After a number of early glitches, NFL coaches and game officials are starting to get the hang of the league's new replay system. League executives now believe replay is working as intended but caution that it never was supposed to be a fail-safe system.
"We're pleased with the way it's going," said George Young, a league vice president in charge of overseeing replay, among other duties. "It was never meant to correct everything, but we haven't heard any complaints the last few weeks and it seems to be running pretty smoothly."
After 143 games, officials have been asked to review 106 plays, and 31 have been reversed. Of the 106 reviews, 73 have been prompted by coaches' challenges, the others by replay officials during the final two minutes of a half. Of the challenges by coaches, 21 have resulted in the original call being overturned. Ten the 33 reviews called for from the replay officials' booth have overturned on-field calls.
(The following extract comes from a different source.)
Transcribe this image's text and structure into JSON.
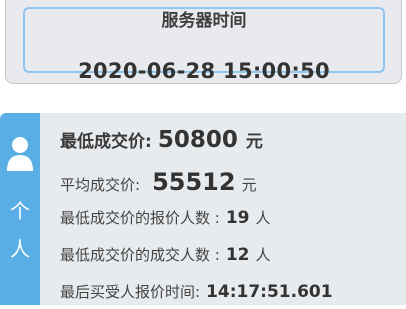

The league says the average review of a play is lasting 56 seconds from the time the referee puts on his headset and begins looking at a video monitor. The average time from the challenge to the start of the next play is 2 minutes 55 seconds, with games now averaging 3 hours 7 minutes--about four minutes more than last season.
There were six more quarterback changes around the NFL last weekend, increasing the season total to 55.
Only 11 teams have started the same quarterback in every game, including the Redskins (Brad Johnson), and 16 have started two different quarterbacks, because of injury or poor performance. Four have started three quarterbacks--the Jets, 49ers, Ravens and Bears.
Running Back Alters Course
One of the more intriguing stories Sunday was the play of Cowboys backup running back Robert Chancey. Chancey, who is 6 feet and 250 pounds, played most of the second half in the Cowboys' victory over the Packers and rushed for 57 yards on 14 carries.
Chancey did not play college football. He was drafted by the Baltimore Orioles out of high school in Alabama and spent three years playing Class A ball in his home state from 1992 to '94. He played in an independent league in 1995, was signed by the Mets in 1996 and played that season at Class A Kingsport (Tenn.), before deciding to make a career change.
He signed with the Chargers as a free-agent running back in 1997 and spent the first 10 games on the practice squad before being activated for the final six games. He played for the Bears in 1998, mostly on special teams, but had 122 yards and two touchdowns on 22 carries.
Former Bears coach Dave Wannstedt recommended him to the Cowboys, who were looking for a change-of-pace running back who did his best work up the middle and could complement Emmitt Smith and Chris Warren.
With Smith still expected to be out this week with a broken hand, Chancey likely will play again this week at Arizona.
The 49ers' suspension of running back Lawrence Phillips should not come as any surprise, considering his difficulties with two other teams.
Phillips was put on indefinite suspension by the 49ers after he refused to go through a routine drill during Friday's practice. Running backs coach Tom Rathman, like Phillips a former Nebraska standout, told team officials that if Phillips got on the plane for the team's game at New Orleans, Rathman would stay home.
The 49ers can fine Phillips one week's salary and suspend him without pay for a total of four games. The team chose the indefinite suspension for salary-cap reasons. If he were simply cut and another team claimed him, half of his $425,000 signing bonus would count against the 49ers' salary-cap total for this season.
By suspending him, they will get three weeks of his $325,000 base salary back for use under the cap, and that could come in handy, because they worked out former Redskins quarterback Jeff Hostetler yesterday and could sign him. . . .
There's a reason Seahawks wide receiver Joey Galloway ended his holdout last week, and that's all about the money, too. By reporting before the ninth game, he made sure the Seahawks would have him on the roster for at least six games this season, allowing him to complete his fifth year in the league and become an unrestricted free agent next season.
Little Supports Protest
Linebacker Leonard Little returned to the Rams last week and was activated yesterday, after he pleaded guilty to manslaughter last June in connection a car wreck that killed a St. Louis woman in 1998. He was found to have been legally drunk.
He spent 90 days in jail, with four years' probation, and was ordered to perform 1,000 hours of community service.
The St. Louis chapter of Mothers Against Drunk Driving (MADD) marched and held a vigil at the Trans World Dome before the Rams' game Sunday against Carolina to protest Little's reinstatement, and Little supported their action.
"I totally support that 100 percent," he said. "That's what the group is here for, situations like this. I have nothing negative to say to MADD because this is the situation: I admitted my guilt."
Memo to Lions Coach Bobby Ross: Since the two-point conversion was instituted in 1994, teams that have gotten within four points of the lead on a touchdown in the fourth quarter have attempted the extra point to get within three 78 of 79 times. The only team to try for a two-point conversion was Ross's team Sunday, when it lost to Arizona by four.